12:00 noon/midnight--noon and midnight always occur at 12:00.
ATM machine--the M of ATM stands for machine. Leave off machine, it's already included in the acronym.
Added bonus--a bonus implies something added
Advance warning--a warning after the fact would hardly be a warning.
And etc.--etc is an abreviation for the Latin et cetera, which means and so forth. Thus, the "and" here is redundant.
Complete opposite--how would something be only a partial opposite? Gray is the partial opposite of white?
Completely surrounded--surrounded means enclosed on all sides, if you are not completely surrounded, you are not surrounded.
Consensus of opinion--a consensus means an agreement of opinion
Estimated at approximately--most people don't estimate exact numbers.
Feelings they feel--you can feel things other than feeling (textures, for example) but this still sounds redundant.
Free gift--a gift is not a gift if you have to pay for it.
Forward progress--as opposed to backward progress?
HIV virus--the V stands for virus
Honest truth--truth by definition is honest. Use one word or the other--there is no need to use both.
New breakthrough--if it isn't new, it's not really a breakthrough
Past history--history, as we know it, occured in the past.
PIN number--the N of PIN stands for number. Leave off number, it's already included in the acronym.
Reason why--why refers to reason, thus you should say the reason that.
Revert back--revert means to go back.
Round in shape--round is a shape, the reader knows this, you don't need to inform him or her.

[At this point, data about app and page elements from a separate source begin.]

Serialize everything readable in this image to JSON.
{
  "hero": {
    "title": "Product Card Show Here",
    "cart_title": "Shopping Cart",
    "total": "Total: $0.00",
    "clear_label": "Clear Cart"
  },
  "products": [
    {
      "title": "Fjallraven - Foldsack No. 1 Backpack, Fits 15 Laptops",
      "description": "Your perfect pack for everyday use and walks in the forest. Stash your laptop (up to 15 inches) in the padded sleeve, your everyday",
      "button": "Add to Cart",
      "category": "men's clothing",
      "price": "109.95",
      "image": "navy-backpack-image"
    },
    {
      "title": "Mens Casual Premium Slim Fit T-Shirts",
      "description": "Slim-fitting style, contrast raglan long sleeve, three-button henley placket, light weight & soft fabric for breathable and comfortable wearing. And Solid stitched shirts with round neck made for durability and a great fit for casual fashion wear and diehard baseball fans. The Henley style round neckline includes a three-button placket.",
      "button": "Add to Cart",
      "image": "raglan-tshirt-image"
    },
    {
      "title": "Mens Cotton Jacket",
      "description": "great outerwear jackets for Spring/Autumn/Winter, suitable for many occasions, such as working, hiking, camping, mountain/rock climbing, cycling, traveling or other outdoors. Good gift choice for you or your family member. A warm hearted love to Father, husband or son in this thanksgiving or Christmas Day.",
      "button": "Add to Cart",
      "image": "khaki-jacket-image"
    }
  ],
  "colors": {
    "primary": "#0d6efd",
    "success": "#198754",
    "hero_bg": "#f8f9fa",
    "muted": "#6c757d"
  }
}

Same exact--these are synonyms.
SAT test--T stands for test
Unexpected surprise--if you expected it, it wouldn't be a surprise, now, would it?